Senior Commercial Analyst £45,000 - £50,000 per annum + bonus + benefits package Buckinghamshire Senior Data Scientist £600 - £650 per day London Enterprise Security Architect Negotiable UK wide Back End Developer (AEM) £375 - £550 per day Edinburgh Finance Analytics Manager £70,000 - £75,000 per annum + bonus + benefits packageSurrey Senior Business and Data Analyst £475 - £525 per day Hampshire Finance Manager £60,000 - £70,000 per annum London A wider selection of current vacancies can be viewed on our opportunities page or get in touch for a confidential discussion about how Stanton House can help you hire great people or assist with your own career goals.
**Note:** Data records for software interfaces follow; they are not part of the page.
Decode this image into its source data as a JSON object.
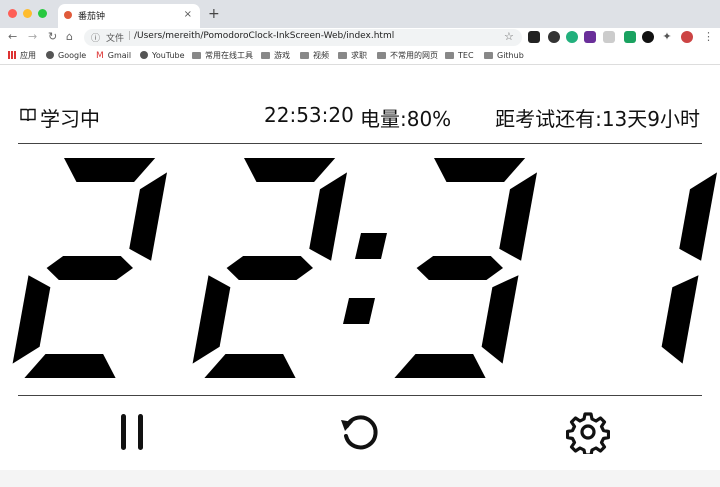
{
  "browser": {
    "tab_title": "番茄钟",
    "tab_close": "×",
    "new_tab": "+",
    "omnibox_scheme": "文件",
    "omnibox_url": "/Users/mereith/PomodoroClock-InkScreen-Web/index.html",
    "bookmarks": [
      {
        "label": "应用",
        "icon": "apps-grid-icon"
      },
      {
        "label": "Google",
        "icon": "globe-icon"
      },
      {
        "label": "Gmail",
        "icon": "gmail-icon"
      },
      {
        "label": "YouTube",
        "icon": "globe-icon"
      },
      {
        "label": "常用在线工具",
        "icon": "folder-icon"
      },
      {
        "label": "游戏",
        "icon": "folder-icon"
      },
      {
        "label": "视频",
        "icon": "folder-icon"
      },
      {
        "label": "求职",
        "icon": "folder-icon"
      },
      {
        "label": "不常用的网页",
        "icon": "folder-icon"
      },
      {
        "label": "TEC",
        "icon": "folder-icon"
      },
      {
        "label": "Github",
        "icon": "folder-icon"
      }
    ]
  },
  "status": {
    "mode": "学习中",
    "clock": "22:53:20",
    "battery": "电量:80%",
    "exam_countdown": "距考试还有:13天9小时"
  },
  "timer": {
    "display": "22:31"
  },
  "controls": {
    "pause_icon": "pause-icon",
    "reset_icon": "reset-icon",
    "settings_icon": "gear-icon"
  }
}
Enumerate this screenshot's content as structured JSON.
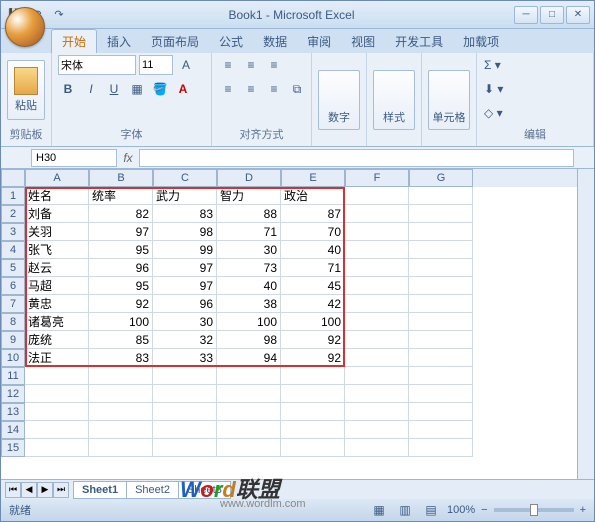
{
  "window": {
    "title": "Book1 - Microsoft Excel"
  },
  "qat": {
    "save": "💾",
    "undo": "↶",
    "redo": "↷"
  },
  "tabs": {
    "t0": "开始",
    "t1": "插入",
    "t2": "页面布局",
    "t3": "公式",
    "t4": "数据",
    "t5": "审阅",
    "t6": "视图",
    "t7": "开发工具",
    "t8": "加载项"
  },
  "ribbon": {
    "clipboard": {
      "paste": "粘贴",
      "label": "剪贴板"
    },
    "font": {
      "name": "宋体",
      "size": "11",
      "label": "字体"
    },
    "align": {
      "label": "对齐方式"
    },
    "number": {
      "btn": "数字"
    },
    "styles": {
      "btn": "样式"
    },
    "cells": {
      "btn": "单元格"
    },
    "editing": {
      "label": "编辑"
    }
  },
  "namebox": "H30",
  "cols": [
    "A",
    "B",
    "C",
    "D",
    "E",
    "F",
    "G"
  ],
  "rowNums": [
    "1",
    "2",
    "3",
    "4",
    "5",
    "6",
    "7",
    "8",
    "9",
    "10",
    "11",
    "12",
    "13",
    "14",
    "15"
  ],
  "headers": {
    "c0": "姓名",
    "c1": "统率",
    "c2": "武力",
    "c3": "智力",
    "c4": "政治"
  },
  "data": [
    {
      "n": "刘备",
      "v": [
        "82",
        "83",
        "88",
        "87"
      ]
    },
    {
      "n": "关羽",
      "v": [
        "97",
        "98",
        "71",
        "70"
      ]
    },
    {
      "n": "张飞",
      "v": [
        "95",
        "99",
        "30",
        "40"
      ]
    },
    {
      "n": "赵云",
      "v": [
        "96",
        "97",
        "73",
        "71"
      ]
    },
    {
      "n": "马超",
      "v": [
        "95",
        "97",
        "40",
        "45"
      ]
    },
    {
      "n": "黄忠",
      "v": [
        "92",
        "96",
        "38",
        "42"
      ]
    },
    {
      "n": "诸葛亮",
      "v": [
        "100",
        "30",
        "100",
        "100"
      ]
    },
    {
      "n": "庞统",
      "v": [
        "85",
        "32",
        "98",
        "92"
      ]
    },
    {
      "n": "法正",
      "v": [
        "83",
        "33",
        "94",
        "92"
      ]
    }
  ],
  "sheets": {
    "s1": "Sheet1",
    "s2": "Sheet2",
    "s3": "Sheet3"
  },
  "status": {
    "ready": "就绪",
    "zoom": "100%"
  },
  "watermark": {
    "a": "W",
    "b": "o",
    "c": "r",
    "d": "d",
    "e": "联盟",
    "url": "www.wordlm.com"
  },
  "chart_data": {
    "type": "table",
    "title": "",
    "columns": [
      "姓名",
      "统率",
      "武力",
      "智力",
      "政治"
    ],
    "rows": [
      [
        "刘备",
        82,
        83,
        88,
        87
      ],
      [
        "关羽",
        97,
        98,
        71,
        70
      ],
      [
        "张飞",
        95,
        99,
        30,
        40
      ],
      [
        "赵云",
        96,
        97,
        73,
        71
      ],
      [
        "马超",
        95,
        97,
        40,
        45
      ],
      [
        "黄忠",
        92,
        96,
        38,
        42
      ],
      [
        "诸葛亮",
        100,
        30,
        100,
        100
      ],
      [
        "庞统",
        85,
        32,
        98,
        92
      ],
      [
        "法正",
        83,
        33,
        94,
        92
      ]
    ]
  }
}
25 Sep 2019
I’m sure you have heard the same clichéd quote used time and time again; often in time management workshops, as a way of making you reflect on how much time you spend, actually making a difference. It’s one of those coined phrases that you can’t seem to escape from. If it’s not plastered on posters in libraries, it’s preached by every self-help book and professed by most life-coaches who promise to change your ways of working. And sometimes, it works. Today, I’ve come to find my own definition of the phrase. I am a lot more productive and a lot less busy when I manage my own expectations, avoid unnecessary pressure and stop trying to meet deadlines I don’t need to meet. In the last three weeks I have undertaken what I call, a re-set. A few weeks to re-evaluate the way I work, gather my thoughts and shape a new way of thinking. A new frame of mind you could say. I’ve come to realise that I often support employees with things like measuring expectations and managing time or perhaps dealing with pressure and avoiding stress and these are the things that I need to be teaching myself, every day. My re-set has taught me to take a leaf out of my own book and come to terms with the fact I, like every other human, do not need to be perfect – in fact, pledging to constantly improve yourself actually makes you a better teacher. This is what my re-set has taught me so far; I need to measure my own expectations better and teach myself to organise my expectations in priority level, the same way I teach others to.I have always been obsessed with sticking to deadlines and so, meeting them has never been much of a worry with me. The unhealthy part of this however is the idea that I need to get everything done today, without fail. This will change.I woke up to the idea that I needed to really limit the amount of stress that I bring into my work. People can ask a lot of you, and that’s absolutely fine, but it’s the pressure you give yourself that often causes the most stress and the last few weeks have told me, it’s me that’s creating an unnecessary level of pressure.I realised I was left feeling unsatisfied by the expectations that I set upon myself and realised that setting myself manageable expectations gives me not just satisfaction but an enjoyable level of progression.I also realised that I needed to readdress this in order to be a master of my own craft and also, learn from my own mistakes. My message to you, is re-set, if you’re feeling the pressure stop and think about where is that pressure really coming from? Clarify where your pressure derives from; is the stress you are feeling imparted on you from an external source or person, or, are you putting unnecessary stress on yourself? If it is yourself, think about other ways of measuring your own expectations and take control of the things that are within your control.Be kind to yourself; Think of yourself as your own student. You need to learn as much as you need to teach and if you become the best version of yourself, you can add the most value. We’re all human and we should all think of ourselves as unfinished versions, always in need of development. Now, having revaluated my own expectations and ways of working, I think I can bring so much more value back into the classroom and I’d like to hear from you. What do you think stops you from being the best version of yourself?
20 Sep 2019